We don’t use the word breakthrough lightly. But consider the following facts about Radioiodine treatment:
- It’s the only method that consistently eliminates thyroid tumors.
- It’s more cost-effective than drugs or surgery.
- There are no harmful side effects.
- There is no tissue or organ damage – including the parathyroid glands.
- There is no damage to healthy thyroid tissue.
- There is no anesthesia required.
- There is no daily pilling.
- It destroys thyroid tumors wherever they are located.
- It returns thyroid function to normal usually within one month.
Compare I-131 Treatment With Its Alternatives
|Destroys all the thyroid tumor
|No harmful side effects
|Possible post-operative complications
|After surgeries, may require I-131
|Requires daily pilling
|Can have harmful side effects
|Can become ineffective over time
|Does not stop tumor growth
|Requires repeated blood work
|Unproven over time
|Cannot supplement diet with any treats or other foods
|Inappropriate for outdoor cats or multiple cat households
I-131 Therapy Alternatives
As you can see from the information below, Radioiodine therapy is the clear treatment of choice and the only consistent cure for Feline Hyperthyroidism.
Does not cure the disease or kill the thyroid tumors; in fact, the tumor can keep growing, making medical management less and less effective. Causes harmful side effects like nausea, vomiting, lethargy, lack of appetite and hair loss/facial scabbing. Causes loss of vital white blood cells and blood clotting abilities. Causes long-term damage to liver and kidneys. Damages owner-pet relationship by requiring pilling, 1-3 times daily.
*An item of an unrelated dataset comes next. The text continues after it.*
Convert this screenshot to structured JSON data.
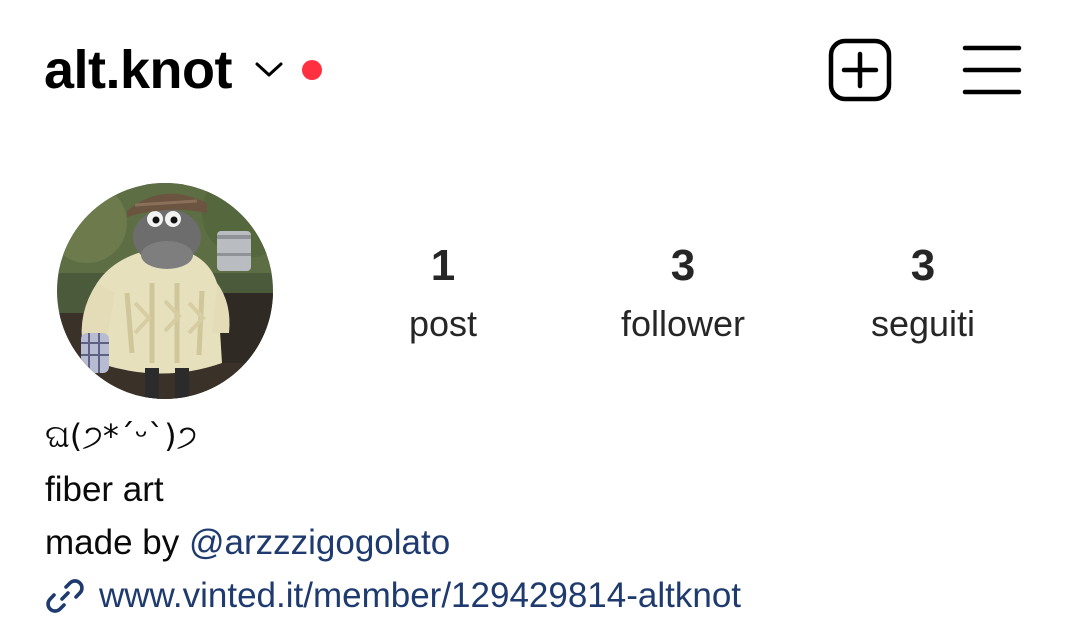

Increases the need for blood tests to monitor thyroid hormone levels and potential side effects. Costs $250-$700 per year, for the rest of your cat’s life.
Requires anesthesia. May damage parathyroid glands. Creates difficulty in identifying/removing the entire tumor. Leads to persistence of Hyperthyroidism post-surgery (80% of cases already have another tumor on the opposite side that will become clinically significant within 1.5 years). Costs $1500-$2000 for one surgery. Is often performed in two surgeries. Leaves thyroid tissue in the chest where the tumor can recur. Leaves many cats still needing I-131 therapy, even after undergoing one or more surgeries.